[MATERIAL SHOWN Boundary: Start]
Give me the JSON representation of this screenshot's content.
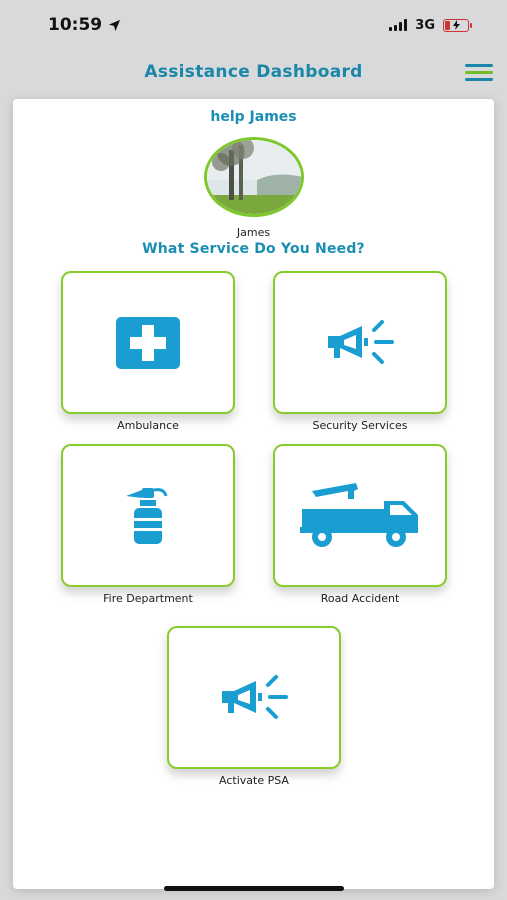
{
  "status_bar": {
    "time": "10:59",
    "network": "3G"
  },
  "header": {
    "title": "Assistance Dashboard"
  },
  "modal": {
    "help_title": "help James",
    "user_name": "James",
    "question": "What Service Do You Need?"
  },
  "services": [
    {
      "label": "Ambulance",
      "icon": "ambulance-cross-icon"
    },
    {
      "label": "Security Services",
      "icon": "megaphone-icon"
    },
    {
      "label": "Fire Department",
      "icon": "fire-extinguisher-icon"
    },
    {
      "label": "Road Accident",
      "icon": "tow-truck-icon"
    },
    {
      "label": "Activate PSA",
      "icon": "megaphone-icon"
    }
  ],
  "colors": {
    "accent_blue": "#1a8fb3",
    "icon_blue": "#1a9ed1",
    "card_border_green": "#86cc2d",
    "menu_blue": "#1a8fb3",
    "menu_green": "#7dc82a"
  }
}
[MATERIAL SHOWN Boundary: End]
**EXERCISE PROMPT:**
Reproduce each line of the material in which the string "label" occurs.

**RESULT BELOW:**
      "label": "Ambulance",
      "label": "Security Services",
      "label": "Fire Department",
      "label": "Road Accident",
      "label": "Activate PSA",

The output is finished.